China launches world’s ‘most advanced’ nuclear reactor that’s cooled by gas, not water

China launches world’s ‘most advanced’ nuclear reactor that’s cooled by gas, not water

China has begun operations of the world’s first fourth-generation nuclear reactor that uses gas for cooling unlike conventional power plants that use pressurised water.

The power plant built in China’s Shandong province generates power from two high-temperature reactors that are cooled by gas rather than water, state news agency Xinhua reported on Wednesday.

Nuclear fission reactors typically generate power by breaking atoms and using the energy released to produce steam that runs turbines.

The steam is then cooled by water in a condenser circuit with the hot water then going to a cooling tower.

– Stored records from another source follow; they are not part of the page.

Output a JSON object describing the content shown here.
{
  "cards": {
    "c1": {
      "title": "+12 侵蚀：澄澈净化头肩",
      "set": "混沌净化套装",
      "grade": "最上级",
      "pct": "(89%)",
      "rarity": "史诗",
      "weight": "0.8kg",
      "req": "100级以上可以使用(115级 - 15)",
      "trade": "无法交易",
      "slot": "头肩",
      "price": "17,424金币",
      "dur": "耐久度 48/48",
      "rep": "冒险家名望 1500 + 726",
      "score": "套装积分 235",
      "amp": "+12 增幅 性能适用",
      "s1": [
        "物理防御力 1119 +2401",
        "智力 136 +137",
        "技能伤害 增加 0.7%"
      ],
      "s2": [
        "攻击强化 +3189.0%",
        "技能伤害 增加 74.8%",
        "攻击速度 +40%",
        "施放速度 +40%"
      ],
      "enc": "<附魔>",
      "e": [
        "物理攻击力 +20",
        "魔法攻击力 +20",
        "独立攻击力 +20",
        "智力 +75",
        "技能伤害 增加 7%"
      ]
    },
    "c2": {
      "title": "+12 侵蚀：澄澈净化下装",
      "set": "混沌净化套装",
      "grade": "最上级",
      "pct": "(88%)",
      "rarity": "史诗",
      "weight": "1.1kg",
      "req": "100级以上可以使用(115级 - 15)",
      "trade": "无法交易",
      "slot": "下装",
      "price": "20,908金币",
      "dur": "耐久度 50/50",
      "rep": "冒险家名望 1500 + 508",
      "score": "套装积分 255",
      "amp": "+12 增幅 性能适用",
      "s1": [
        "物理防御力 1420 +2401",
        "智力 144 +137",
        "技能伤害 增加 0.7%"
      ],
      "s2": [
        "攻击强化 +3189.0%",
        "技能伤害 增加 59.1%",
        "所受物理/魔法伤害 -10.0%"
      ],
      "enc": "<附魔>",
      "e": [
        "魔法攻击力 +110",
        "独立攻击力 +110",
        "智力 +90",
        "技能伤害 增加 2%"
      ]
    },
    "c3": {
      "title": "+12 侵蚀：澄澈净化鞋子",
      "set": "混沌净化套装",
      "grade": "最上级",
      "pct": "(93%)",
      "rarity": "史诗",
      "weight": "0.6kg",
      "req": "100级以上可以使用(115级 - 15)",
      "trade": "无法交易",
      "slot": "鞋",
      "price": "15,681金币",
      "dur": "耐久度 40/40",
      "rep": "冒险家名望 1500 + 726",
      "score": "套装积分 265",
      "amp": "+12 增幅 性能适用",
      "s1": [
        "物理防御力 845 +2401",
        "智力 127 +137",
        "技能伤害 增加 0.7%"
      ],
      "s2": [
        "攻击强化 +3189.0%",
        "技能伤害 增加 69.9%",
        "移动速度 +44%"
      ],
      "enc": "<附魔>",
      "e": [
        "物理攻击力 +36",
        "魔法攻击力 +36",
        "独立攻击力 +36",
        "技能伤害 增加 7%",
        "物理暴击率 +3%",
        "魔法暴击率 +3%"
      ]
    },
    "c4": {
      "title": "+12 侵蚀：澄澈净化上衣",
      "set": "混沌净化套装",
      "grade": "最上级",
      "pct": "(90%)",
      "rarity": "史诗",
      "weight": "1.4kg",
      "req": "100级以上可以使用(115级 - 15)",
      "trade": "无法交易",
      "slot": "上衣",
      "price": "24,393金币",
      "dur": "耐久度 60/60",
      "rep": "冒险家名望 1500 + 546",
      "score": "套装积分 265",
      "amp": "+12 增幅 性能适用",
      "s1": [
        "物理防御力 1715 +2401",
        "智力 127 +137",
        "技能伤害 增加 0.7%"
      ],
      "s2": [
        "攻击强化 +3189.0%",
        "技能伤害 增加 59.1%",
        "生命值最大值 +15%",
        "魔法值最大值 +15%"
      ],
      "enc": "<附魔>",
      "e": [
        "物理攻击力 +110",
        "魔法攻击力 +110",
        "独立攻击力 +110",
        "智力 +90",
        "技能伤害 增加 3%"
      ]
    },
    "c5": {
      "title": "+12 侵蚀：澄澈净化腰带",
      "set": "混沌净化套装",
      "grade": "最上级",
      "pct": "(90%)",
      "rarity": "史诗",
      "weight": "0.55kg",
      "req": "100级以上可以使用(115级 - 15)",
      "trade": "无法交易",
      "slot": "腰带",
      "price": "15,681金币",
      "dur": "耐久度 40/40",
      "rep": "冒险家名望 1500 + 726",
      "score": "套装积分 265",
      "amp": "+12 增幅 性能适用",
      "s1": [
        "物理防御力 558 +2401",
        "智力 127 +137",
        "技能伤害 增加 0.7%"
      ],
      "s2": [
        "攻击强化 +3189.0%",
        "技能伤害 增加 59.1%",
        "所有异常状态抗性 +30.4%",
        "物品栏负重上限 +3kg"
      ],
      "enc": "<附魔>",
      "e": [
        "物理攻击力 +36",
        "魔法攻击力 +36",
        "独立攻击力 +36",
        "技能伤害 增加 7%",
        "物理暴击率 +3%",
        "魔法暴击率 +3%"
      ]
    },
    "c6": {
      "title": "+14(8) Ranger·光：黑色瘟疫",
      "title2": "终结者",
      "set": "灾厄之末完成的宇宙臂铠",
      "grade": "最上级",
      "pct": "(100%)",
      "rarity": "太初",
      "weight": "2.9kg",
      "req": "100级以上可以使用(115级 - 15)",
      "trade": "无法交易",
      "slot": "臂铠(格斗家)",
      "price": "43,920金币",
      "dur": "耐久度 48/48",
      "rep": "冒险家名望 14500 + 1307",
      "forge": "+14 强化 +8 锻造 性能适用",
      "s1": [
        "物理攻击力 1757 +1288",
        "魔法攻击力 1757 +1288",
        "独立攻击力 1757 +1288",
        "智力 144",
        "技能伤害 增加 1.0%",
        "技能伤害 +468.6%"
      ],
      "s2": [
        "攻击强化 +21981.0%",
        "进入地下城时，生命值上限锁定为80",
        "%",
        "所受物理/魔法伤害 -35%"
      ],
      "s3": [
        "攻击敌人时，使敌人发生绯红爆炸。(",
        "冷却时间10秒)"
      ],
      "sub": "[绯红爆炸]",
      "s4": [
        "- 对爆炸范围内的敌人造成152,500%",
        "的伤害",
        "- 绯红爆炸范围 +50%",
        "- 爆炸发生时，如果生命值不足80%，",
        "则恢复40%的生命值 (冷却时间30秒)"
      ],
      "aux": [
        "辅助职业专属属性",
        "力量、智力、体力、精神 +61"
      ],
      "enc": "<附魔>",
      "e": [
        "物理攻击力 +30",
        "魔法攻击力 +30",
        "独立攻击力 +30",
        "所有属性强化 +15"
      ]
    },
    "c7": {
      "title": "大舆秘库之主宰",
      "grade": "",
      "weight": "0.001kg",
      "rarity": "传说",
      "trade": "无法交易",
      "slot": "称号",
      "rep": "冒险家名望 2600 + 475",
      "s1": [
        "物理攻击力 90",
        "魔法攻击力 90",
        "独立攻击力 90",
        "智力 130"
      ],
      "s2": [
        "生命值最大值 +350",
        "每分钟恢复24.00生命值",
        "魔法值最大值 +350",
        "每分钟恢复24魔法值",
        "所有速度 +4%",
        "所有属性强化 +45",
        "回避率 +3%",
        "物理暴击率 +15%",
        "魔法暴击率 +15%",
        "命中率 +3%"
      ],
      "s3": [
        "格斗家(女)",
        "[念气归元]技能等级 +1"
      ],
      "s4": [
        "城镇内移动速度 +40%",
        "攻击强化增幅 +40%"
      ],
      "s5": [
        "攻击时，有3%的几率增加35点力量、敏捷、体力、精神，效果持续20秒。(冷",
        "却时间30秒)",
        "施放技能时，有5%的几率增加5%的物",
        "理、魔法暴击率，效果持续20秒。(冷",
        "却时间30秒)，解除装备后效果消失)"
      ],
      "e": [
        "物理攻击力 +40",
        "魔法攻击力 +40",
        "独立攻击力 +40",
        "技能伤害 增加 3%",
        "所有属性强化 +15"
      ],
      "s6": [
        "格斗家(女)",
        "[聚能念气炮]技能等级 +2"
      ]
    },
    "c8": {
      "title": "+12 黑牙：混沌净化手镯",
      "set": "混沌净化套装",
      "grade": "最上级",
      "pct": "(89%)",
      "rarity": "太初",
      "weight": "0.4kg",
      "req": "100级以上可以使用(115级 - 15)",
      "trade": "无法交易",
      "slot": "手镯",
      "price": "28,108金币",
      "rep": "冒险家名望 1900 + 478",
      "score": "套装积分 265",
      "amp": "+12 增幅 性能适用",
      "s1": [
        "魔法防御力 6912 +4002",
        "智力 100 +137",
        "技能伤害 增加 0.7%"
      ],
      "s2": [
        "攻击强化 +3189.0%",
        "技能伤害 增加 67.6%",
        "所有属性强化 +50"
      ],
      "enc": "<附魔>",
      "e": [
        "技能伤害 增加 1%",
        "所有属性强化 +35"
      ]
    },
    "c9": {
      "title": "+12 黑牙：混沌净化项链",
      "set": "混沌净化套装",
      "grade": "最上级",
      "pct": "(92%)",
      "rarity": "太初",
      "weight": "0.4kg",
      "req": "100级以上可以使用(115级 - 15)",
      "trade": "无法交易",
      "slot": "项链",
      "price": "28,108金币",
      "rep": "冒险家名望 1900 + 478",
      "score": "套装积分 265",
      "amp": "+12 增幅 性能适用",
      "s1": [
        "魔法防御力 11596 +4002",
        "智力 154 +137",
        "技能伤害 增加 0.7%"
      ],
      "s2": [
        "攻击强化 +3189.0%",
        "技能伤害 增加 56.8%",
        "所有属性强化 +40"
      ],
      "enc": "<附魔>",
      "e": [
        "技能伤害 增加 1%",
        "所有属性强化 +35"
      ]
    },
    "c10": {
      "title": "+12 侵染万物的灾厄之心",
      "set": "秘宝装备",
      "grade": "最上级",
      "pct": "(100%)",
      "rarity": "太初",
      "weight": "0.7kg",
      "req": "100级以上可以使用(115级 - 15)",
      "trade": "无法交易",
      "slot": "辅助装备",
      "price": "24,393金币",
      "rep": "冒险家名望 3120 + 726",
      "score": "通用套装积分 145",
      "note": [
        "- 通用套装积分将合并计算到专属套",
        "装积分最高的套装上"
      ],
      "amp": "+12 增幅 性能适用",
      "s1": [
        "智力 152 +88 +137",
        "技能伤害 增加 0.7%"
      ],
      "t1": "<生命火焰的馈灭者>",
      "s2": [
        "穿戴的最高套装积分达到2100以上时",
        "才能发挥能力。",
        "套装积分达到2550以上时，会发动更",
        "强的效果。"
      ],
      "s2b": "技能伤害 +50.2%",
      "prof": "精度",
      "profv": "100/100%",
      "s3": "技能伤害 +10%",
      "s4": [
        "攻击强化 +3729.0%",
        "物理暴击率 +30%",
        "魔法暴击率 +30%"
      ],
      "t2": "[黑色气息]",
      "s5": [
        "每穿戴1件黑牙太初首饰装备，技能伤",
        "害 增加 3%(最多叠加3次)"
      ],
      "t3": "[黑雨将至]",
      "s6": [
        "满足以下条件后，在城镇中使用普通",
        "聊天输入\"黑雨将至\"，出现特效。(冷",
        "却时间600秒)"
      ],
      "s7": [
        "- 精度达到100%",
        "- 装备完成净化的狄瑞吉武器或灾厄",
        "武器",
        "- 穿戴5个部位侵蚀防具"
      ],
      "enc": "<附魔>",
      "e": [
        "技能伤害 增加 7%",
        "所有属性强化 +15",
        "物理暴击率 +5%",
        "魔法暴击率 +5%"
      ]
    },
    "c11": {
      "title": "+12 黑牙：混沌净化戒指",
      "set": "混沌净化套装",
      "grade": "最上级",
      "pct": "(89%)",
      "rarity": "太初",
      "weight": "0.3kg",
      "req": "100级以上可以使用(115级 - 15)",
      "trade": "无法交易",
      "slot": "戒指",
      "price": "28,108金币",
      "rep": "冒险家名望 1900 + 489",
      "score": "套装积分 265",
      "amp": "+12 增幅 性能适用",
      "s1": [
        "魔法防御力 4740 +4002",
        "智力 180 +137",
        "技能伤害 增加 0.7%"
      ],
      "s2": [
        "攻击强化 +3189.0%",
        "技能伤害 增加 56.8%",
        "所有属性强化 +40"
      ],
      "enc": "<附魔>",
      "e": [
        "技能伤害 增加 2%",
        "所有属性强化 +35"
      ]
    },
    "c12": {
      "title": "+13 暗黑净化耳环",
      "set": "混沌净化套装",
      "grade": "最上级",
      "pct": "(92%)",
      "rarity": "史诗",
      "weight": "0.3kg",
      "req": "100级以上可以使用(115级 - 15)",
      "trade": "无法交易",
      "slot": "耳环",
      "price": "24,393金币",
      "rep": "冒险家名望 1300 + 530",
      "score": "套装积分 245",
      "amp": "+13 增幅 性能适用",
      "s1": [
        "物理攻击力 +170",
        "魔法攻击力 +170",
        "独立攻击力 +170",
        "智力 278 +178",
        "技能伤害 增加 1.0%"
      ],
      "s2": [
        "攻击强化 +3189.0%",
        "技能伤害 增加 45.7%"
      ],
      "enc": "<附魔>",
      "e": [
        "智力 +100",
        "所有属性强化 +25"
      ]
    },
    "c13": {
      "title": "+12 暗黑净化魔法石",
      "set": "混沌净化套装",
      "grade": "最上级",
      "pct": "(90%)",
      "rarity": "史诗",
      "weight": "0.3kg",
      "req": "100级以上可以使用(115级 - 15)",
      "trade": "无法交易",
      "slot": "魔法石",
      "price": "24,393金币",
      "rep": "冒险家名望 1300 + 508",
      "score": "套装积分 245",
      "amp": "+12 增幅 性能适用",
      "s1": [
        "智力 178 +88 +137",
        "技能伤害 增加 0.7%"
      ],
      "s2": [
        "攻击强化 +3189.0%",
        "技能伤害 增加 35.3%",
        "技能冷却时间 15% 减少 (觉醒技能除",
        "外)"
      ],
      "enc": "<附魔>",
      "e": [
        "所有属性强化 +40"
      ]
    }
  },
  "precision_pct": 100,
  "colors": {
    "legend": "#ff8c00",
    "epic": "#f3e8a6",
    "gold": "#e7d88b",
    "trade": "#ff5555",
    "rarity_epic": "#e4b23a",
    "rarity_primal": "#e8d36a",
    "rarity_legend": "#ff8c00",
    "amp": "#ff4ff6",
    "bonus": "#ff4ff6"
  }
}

Currently water-cooled reactors account for over 95 per cent of all operating civilian power reactors globally while gas cooled ones make up about three per cent worldwide.

Interest in gas cooled reactors is increasing globally as these can provide efficient and cost effective electricity.

Such small modular reactors can also produce high-temperature process heat for industrial applications such as hydrogen production, seawater desalination, and district heating, according to the International Atomic Energy Agency (IAEA).

The reactor in Shidao Bay, China is the world’s first gas-cooled nuclear power plant built for commercial demonstration.

It is cooled by helium and can reach high temperatures of up to 750 degrees Celsius.

Construction of the plant started in 2012 and its first reactor was connected to the country’s power grid in 2021, AFP reported.

Such reactors, experts say, can also play a significant role in helping countries with energy transition due to their compact architecture and modular design reducing construction time and costs.

Over 80 SMR projects are currently under development across 18 countries, according to the IAEA.

China has already sought to become a global leader in nuclear power generation with the country planning to make these types of power plants account for 10 per cent of the its electricity generation by 2035.

The latest power plant launch also signifies China’s attempt to move away from coal-fired power plants and reduce its dependence on foreign technologies amid growing tensions with Western countries.